Fishing was initially somewhat slow and it took a while for the sun to do it's work. I got a few hits but wasn't able able to set the hook properly or lost them right away. Finally, after a while, I landed the day's first Cheesman Canyon brown trout. Smaller than average, but hey, a trout landed is a trout landed.
I fished all day with the same two flies, loosing one RS2 only to rainbow that I would guess to be 16-17" that I hooked in pocket water adjacent to a nice ripping current. I was initially able to keep her away from the fast current but there is only so much you can do with an Amago. Once she hit the current, it took only seconds for her to head downstream and around one of the huge boulders that are typical for the Canyon. She's got now a nice little lip piercing.
The highlight of the day though, at least for me, was a pocket of water that really did not look like much and I almost passed up. Only because Jason was fishing just a bit ahead of me and I didn't want to pass him, I decided to fish the pocket.
I cast into the head of the pocket and was surprised when I saw my indicator (yes, I do use an indicator even with Tenkara...) DART away. I was hooked into a very nice fish, in the 15-16" range but alas, the hook dislodged and all I could say was "see you later...". I recast into the same pocket and hooked another fish which I never saw, but by the feel of it, definitively smaller than the first one. Being the optimist - or opportunist - I cast again into the same pocket, let it drift and hooked the third fish out of the same pocket. This one was right on the seem where the slow/still pocket water met the faster current. I was very surprised by the weight I felt and when I saw the fish's flash I knew I was in trouble. The biggest fish so far fishing Tenkara... She didn't go crazy or went for a run, but kept changing positions from the slow water to the faster water, staying deep. She then let herself drift downstream with the current, still not running. In the shallower water I finally realized what I had on.... a beautifully colored rainbow trout, her purple flank flashed brilliantly in the sun light. She was, in my eyes, well over 20", my "educated" guess would be in the 21-23" range (I caught on regular fly fishing gear a few in the 21" range, measured, and this one seemed to be bigger than those) . I called out to Jason that I might need some help netting her. His comments was, quite dry: "She will not fit your net...". She still did not go crazy nor did she go for a strong run, so when we moved her (and Jason) into position to net her, she gave a shake with her head and the fly came off... I was so excited having caught her and coming so close to netting her, that I initially wasn't even bummed that she got off. Only later I was a bit disappointed that I couldn't get a mug shot of her and me.

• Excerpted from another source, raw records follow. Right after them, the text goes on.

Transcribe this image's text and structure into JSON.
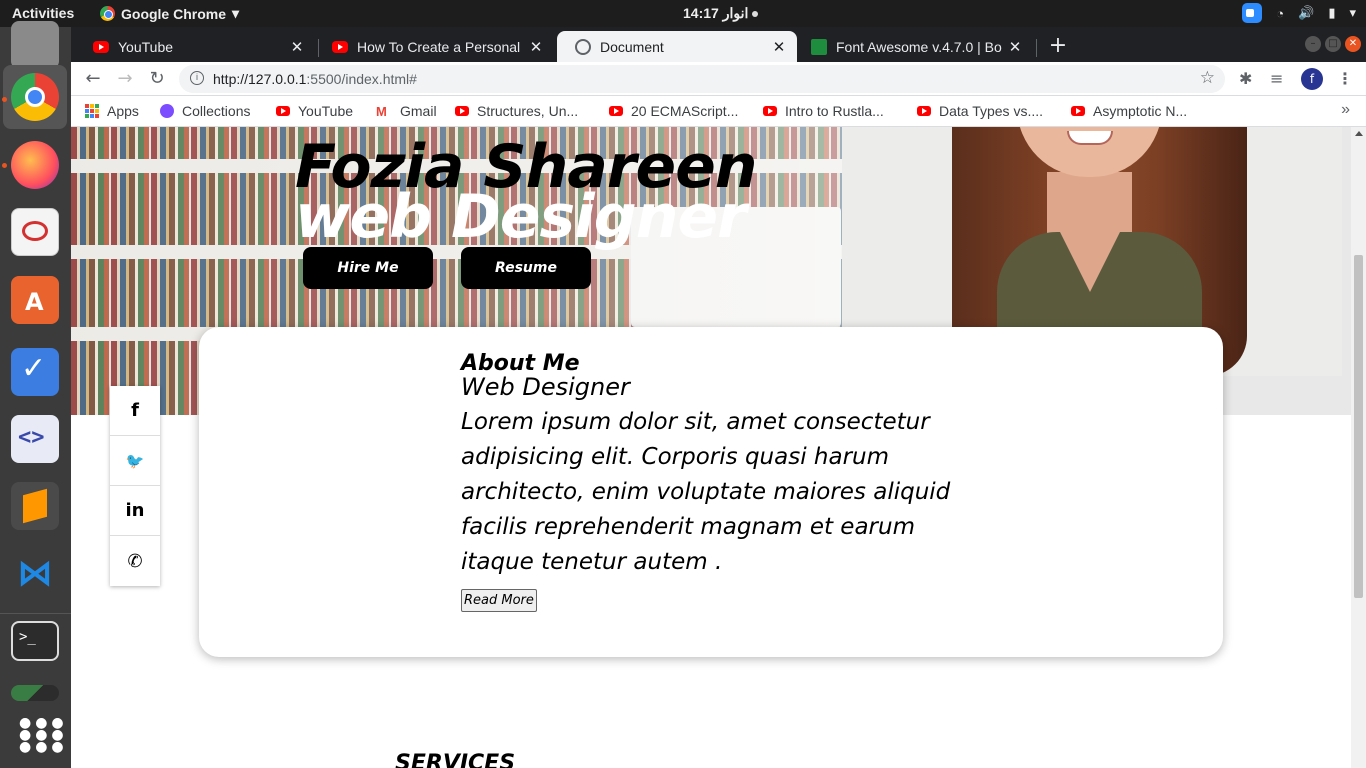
{
  "topbar": {
    "activities": "Activities",
    "app_name": "Google Chrome",
    "clock": "انوار 14:17",
    "icons": [
      "zoom-icon",
      "wifi-icon",
      "volume-icon",
      "battery-icon",
      "chevron-down-icon"
    ]
  },
  "dock": {
    "apps": [
      "files",
      "google-chrome",
      "firefox",
      "ebook-reader",
      "ubuntu-software",
      "tasks",
      "code-editor",
      "sublime-text",
      "vs-code",
      "terminal",
      "system-monitor",
      "show-applications"
    ]
  },
  "tabs": [
    {
      "title": "YouTube",
      "icon": "youtube-icon",
      "active": false
    },
    {
      "title": "How To Create a Personal",
      "icon": "youtube-icon",
      "active": false
    },
    {
      "title": "Document",
      "icon": "globe-icon",
      "active": true
    },
    {
      "title": "Font Awesome v.4.7.0 | Bo",
      "icon": "font-awesome-icon",
      "active": false
    }
  ],
  "toolbar": {
    "url_host": "http://127.0.0.1",
    "url_rest": ":5500/index.html#",
    "profile_initial": "f"
  },
  "bookmarks": [
    {
      "label": "Apps",
      "icon": "apps-grid-icon"
    },
    {
      "label": "Collections",
      "icon": "collections-icon"
    },
    {
      "label": "YouTube",
      "icon": "youtube-icon"
    },
    {
      "label": "Gmail",
      "icon": "gmail-icon"
    },
    {
      "label": "Structures, Un...",
      "icon": "youtube-icon"
    },
    {
      "label": "20 ECMAScript...",
      "icon": "youtube-icon"
    },
    {
      "label": "Intro to Rustla...",
      "icon": "youtube-icon"
    },
    {
      "label": "Data Types vs....",
      "icon": "youtube-icon"
    },
    {
      "label": "Asymptotic N...",
      "icon": "youtube-icon"
    }
  ],
  "hero": {
    "name": "Fozia Shareen",
    "role": "web Designer",
    "hire_label": "Hire Me",
    "resume_label": "Resume"
  },
  "about": {
    "heading": "About Me",
    "subtitle": "Web Designer",
    "body": "Lorem ipsum dolor sit, amet consectetur adipisicing elit. Corporis quasi harum architecto, enim voluptate maiores aliquid facilis reprehenderit magnam et earum itaque tenetur autem .",
    "read_more": "Read More"
  },
  "social": {
    "facebook": "f",
    "twitter": "🐦",
    "linkedin": "in",
    "whatsapp": "✆"
  },
  "services": {
    "heading": "SERVICES"
  },
  "colors": {
    "button_bg": "#000000",
    "tabstrip_bg": "#202124",
    "dock_bg": "#3b3b3b"
  }
}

I was very pleased and happy how I was able play her with the Amago, but I think that she also did not really give her full 100%, maybe just 50% or so. Those big trout in the Canyon have been hooked more than once during the years it took to grow so large and I just can't shake off the feeling that she knew that she'll be let go, once more.
I continued fishing, picking up a fish here and there but by no means was the fishing hot in terms of numbers. Each fish was hard earned by placing good dead drifts, line management and depth control. Your usual fare fishing what people call "technical".

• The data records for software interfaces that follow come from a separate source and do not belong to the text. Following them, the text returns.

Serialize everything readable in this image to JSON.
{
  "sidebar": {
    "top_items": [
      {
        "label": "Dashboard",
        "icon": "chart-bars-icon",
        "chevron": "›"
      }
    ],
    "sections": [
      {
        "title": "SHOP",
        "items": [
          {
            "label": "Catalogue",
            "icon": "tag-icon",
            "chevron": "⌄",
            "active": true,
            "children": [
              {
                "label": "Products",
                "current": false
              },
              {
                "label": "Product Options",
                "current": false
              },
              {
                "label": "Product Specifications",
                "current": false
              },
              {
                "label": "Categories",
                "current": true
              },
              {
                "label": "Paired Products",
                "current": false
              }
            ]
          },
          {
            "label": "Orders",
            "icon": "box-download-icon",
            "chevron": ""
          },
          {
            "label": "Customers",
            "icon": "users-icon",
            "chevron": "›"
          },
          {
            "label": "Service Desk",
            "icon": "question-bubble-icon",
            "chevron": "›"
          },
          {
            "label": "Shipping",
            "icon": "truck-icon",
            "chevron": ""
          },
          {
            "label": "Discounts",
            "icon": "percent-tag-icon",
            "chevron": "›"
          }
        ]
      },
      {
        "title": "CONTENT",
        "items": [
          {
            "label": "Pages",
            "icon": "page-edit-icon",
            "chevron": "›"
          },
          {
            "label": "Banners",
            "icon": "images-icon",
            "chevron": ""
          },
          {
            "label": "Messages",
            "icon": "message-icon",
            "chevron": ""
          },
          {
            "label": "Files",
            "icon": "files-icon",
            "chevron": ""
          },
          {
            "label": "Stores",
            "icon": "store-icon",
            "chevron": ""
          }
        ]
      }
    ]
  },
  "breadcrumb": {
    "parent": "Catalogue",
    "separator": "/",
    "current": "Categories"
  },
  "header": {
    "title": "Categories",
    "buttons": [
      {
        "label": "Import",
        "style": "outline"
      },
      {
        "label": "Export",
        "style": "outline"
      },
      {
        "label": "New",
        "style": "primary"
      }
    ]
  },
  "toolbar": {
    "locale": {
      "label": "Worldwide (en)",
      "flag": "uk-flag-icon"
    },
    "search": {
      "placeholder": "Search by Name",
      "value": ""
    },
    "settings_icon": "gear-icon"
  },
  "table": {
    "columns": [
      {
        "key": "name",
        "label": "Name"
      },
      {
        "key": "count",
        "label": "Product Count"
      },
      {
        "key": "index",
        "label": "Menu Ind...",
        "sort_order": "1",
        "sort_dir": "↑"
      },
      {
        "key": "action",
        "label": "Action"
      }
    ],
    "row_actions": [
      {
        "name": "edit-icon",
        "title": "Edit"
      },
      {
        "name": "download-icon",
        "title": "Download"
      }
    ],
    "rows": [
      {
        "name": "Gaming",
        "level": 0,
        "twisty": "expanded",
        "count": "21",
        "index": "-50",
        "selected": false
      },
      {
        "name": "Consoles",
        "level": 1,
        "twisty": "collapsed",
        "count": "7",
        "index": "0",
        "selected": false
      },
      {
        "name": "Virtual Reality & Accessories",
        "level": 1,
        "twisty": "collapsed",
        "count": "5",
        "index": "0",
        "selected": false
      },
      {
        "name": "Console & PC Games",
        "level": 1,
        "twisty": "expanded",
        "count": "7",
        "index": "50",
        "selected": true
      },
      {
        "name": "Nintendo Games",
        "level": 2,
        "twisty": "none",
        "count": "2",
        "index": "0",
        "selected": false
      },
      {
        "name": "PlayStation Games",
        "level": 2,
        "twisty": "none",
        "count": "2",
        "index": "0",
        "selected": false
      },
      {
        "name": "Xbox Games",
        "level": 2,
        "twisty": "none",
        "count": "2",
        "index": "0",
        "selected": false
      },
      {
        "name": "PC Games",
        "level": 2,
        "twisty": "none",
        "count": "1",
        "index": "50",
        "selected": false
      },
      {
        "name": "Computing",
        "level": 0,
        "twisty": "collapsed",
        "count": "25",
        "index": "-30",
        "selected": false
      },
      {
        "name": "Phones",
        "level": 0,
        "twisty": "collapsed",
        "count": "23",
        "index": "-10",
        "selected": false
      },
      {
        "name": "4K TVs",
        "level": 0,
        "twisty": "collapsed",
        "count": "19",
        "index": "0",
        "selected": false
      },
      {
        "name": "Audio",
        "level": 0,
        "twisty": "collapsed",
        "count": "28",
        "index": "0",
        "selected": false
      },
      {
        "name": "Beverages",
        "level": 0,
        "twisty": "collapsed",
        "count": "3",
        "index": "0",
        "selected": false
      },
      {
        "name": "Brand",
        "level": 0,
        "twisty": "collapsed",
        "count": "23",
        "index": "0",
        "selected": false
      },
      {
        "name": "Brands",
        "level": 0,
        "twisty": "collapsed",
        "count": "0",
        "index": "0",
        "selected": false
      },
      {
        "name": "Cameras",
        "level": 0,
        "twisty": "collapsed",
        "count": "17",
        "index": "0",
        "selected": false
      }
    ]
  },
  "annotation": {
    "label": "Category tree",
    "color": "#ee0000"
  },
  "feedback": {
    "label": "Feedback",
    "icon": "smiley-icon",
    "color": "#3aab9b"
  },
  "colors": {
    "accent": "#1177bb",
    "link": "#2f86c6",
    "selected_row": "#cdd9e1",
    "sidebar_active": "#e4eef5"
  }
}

Towards the end of the day, I helped Jason to shoot a quick video for a product that he was testing and shortly thereafter we started to hike out. I gave that "special" hole another shot, this time with no success. I hooked another small fish on my way out, then changed to a dry (Snowshoe & Elk Caddis) since I saw several size 16 grey caddis flutter around. No risers, no hookups (I couldn't even see a fish), but I decided to blame it on the wind that made it difficult to cast and place the dry appropriately, lol.
Happy and exhausted I completed the hike out of the Canyon, drove back to home & family and a few cool ones.

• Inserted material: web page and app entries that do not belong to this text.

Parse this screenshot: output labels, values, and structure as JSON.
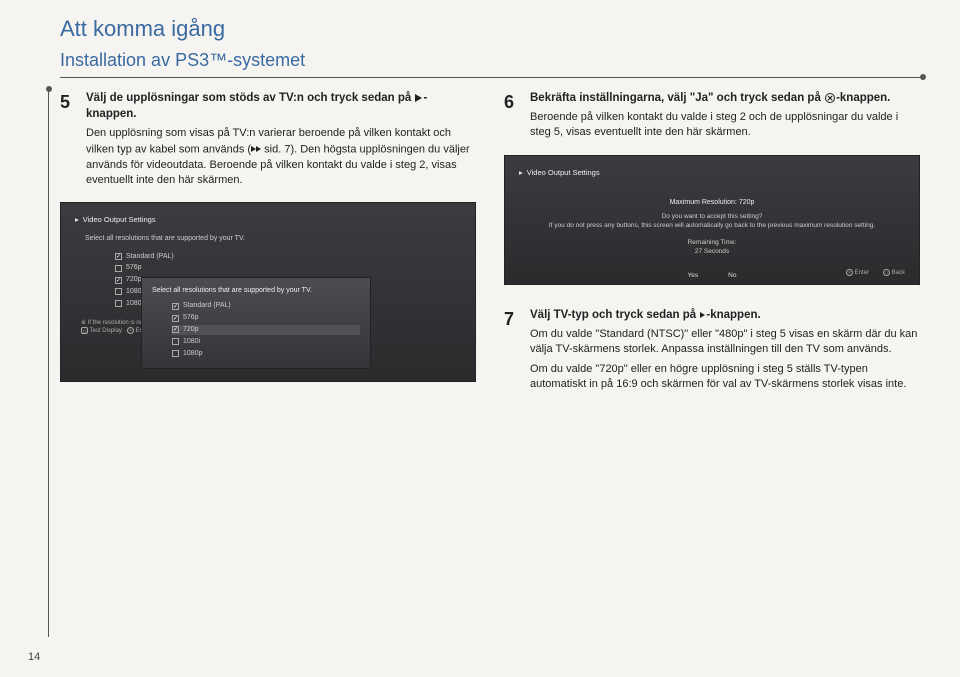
{
  "header": {
    "title": "Att komma igång",
    "subtitle": "Installation av PS3™-systemet"
  },
  "step5": {
    "num": "5",
    "title_a": "Välj de upplösningar som stöds av TV:n och tryck sedan på",
    "title_b": "-knappen.",
    "p1a": "Den upplösning som visas på TV:n varierar beroende på vilken kontakt och vilken typ av kabel som används (",
    "p1b": " sid. 7). Den högsta upplösningen du väljer används för videoutdata. Beroende på vilken kontakt du valde i steg 2, visas eventuellt inte den här skärmen."
  },
  "step6": {
    "num": "6",
    "title_a": "Bekräfta inställningarna, välj \"Ja\" och tryck sedan på",
    "title_b": "-knappen.",
    "p1": "Beroende på vilken kontakt du valde i steg 2 och de upplösningar du valde i steg 5, visas eventuellt inte den här skärmen."
  },
  "step7": {
    "num": "7",
    "title_a": "Välj TV-typ och tryck sedan på",
    "title_b": "-knappen.",
    "p1": "Om du valde \"Standard (NTSC)\" eller \"480p\" i steg 5 visas en skärm där du kan välja TV-skärmens storlek. Anpassa inställningen till den TV som används.",
    "p2": "Om du valde \"720p\" eller en högre upplösning i steg 5 ställs TV-typen automatiskt in på 16:9 och skärmen för val av TV-skärmens storlek visas inte."
  },
  "ss1": {
    "title": "Video Output Settings",
    "subtitle": "Select all resolutions that are supported by your TV.",
    "res": [
      "Standard (PAL)",
      "576p",
      "720p",
      "1080i",
      "1080p"
    ],
    "note": "If the resolution is not correct, the screen will",
    "test": "Test Display",
    "enter": "Enter",
    "overlay_sub": "Select all resolutions that are supported by your TV.",
    "overlay_res": [
      "Standard (PAL)",
      "576p",
      "720p",
      "1080i",
      "1080p"
    ]
  },
  "ss2": {
    "title": "Video Output Settings",
    "max": "Maximum Resolution: 720p",
    "q1": "Do you want to accept this setting?",
    "q2": "If you do not press any buttons, this screen will automatically go back to the previous maximum resolution setting.",
    "remain1": "Remaining Time:",
    "remain2": "27 Seconds",
    "yes": "Yes",
    "no": "No",
    "enter": "Enter",
    "back": "Back"
  },
  "page_number": "14"
}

I am extremely happy with the Amago, knowing what size of fish she can handle, with the day, the fishing and the company I had. This was a GREAT day of fishing.
Tight Lines, K
First trout of the day:
Jason at work:
Cheesman in October:
Snowshoe & Elk Caddis